The data Start Marker

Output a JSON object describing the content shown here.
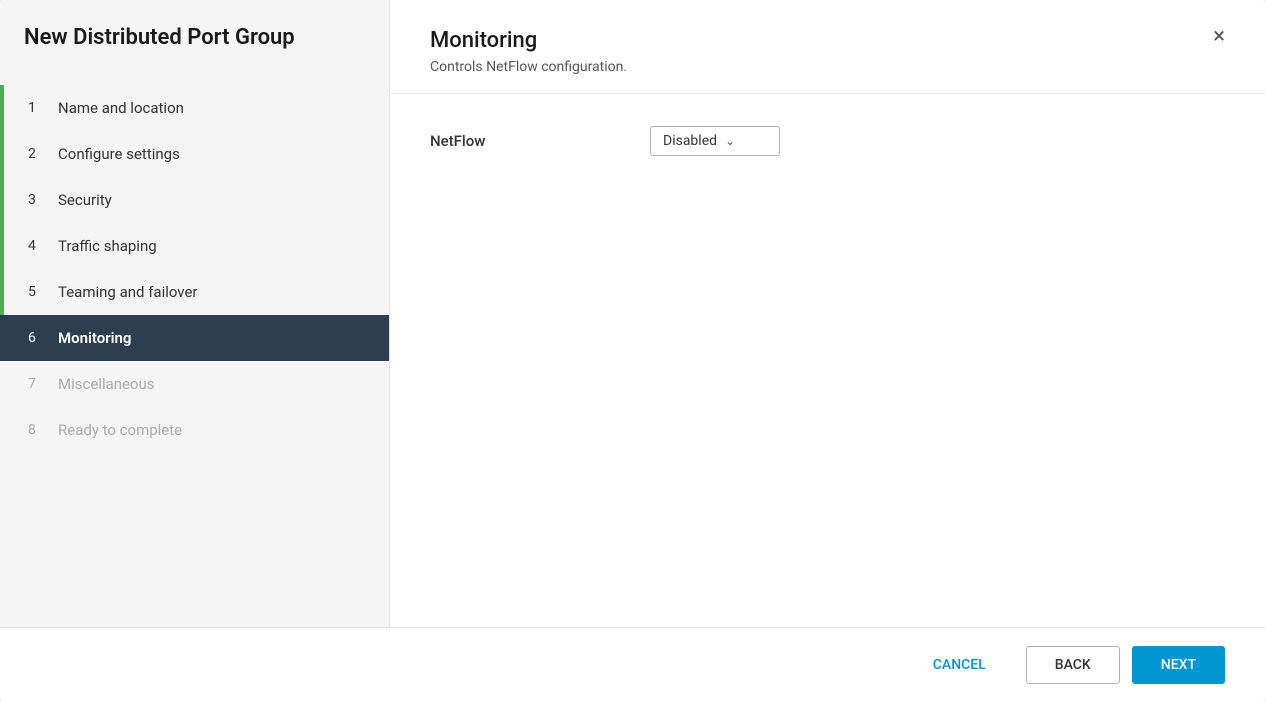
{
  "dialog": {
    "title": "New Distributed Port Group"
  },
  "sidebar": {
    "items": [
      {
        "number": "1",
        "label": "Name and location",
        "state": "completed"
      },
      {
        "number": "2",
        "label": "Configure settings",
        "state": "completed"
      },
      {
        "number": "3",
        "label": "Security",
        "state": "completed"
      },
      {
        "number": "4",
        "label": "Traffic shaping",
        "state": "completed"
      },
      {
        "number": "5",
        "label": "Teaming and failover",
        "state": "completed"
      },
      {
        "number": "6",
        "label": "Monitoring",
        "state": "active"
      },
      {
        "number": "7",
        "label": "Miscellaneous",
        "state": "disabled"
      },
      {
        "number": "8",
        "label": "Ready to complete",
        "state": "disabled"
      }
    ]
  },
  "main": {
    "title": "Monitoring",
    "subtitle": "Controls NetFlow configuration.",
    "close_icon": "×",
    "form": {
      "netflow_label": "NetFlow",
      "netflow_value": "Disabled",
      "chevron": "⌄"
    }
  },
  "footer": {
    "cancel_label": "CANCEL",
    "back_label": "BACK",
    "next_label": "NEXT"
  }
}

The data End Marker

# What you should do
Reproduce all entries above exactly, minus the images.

# Answer to the exercise
Output a JSON object describing the content shown here.
{
  "dialog": {
    "title": "New Distributed Port Group"
  },
  "sidebar": {
    "items": [
      {
        "number": "1",
        "label": "Name and location",
        "state": "completed"
      },
      {
        "number": "2",
        "label": "Configure settings",
        "state": "completed"
      },
      {
        "number": "3",
        "label": "Security",
        "state": "completed"
      },
      {
        "number": "4",
        "label": "Traffic shaping",
        "state": "completed"
      },
      {
        "number": "5",
        "label": "Teaming and failover",
        "state": "completed"
      },
      {
        "number": "6",
        "label": "Monitoring",
        "state": "active"
      },
      {
        "number": "7",
        "label": "Miscellaneous",
        "state": "disabled"
      },
      {
        "number": "8",
        "label": "Ready to complete",
        "state": "disabled"
      }
    ]
  },
  "main": {
    "title": "Monitoring",
    "subtitle": "Controls NetFlow configuration.",
    "close_icon": "×",
    "form": {
      "netflow_label": "NetFlow",
      "netflow_value": "Disabled",
      "chevron": "⌄"
    }
  },
  "footer": {
    "cancel_label": "CANCEL",
    "back_label": "BACK",
    "next_label": "NEXT"
  }
}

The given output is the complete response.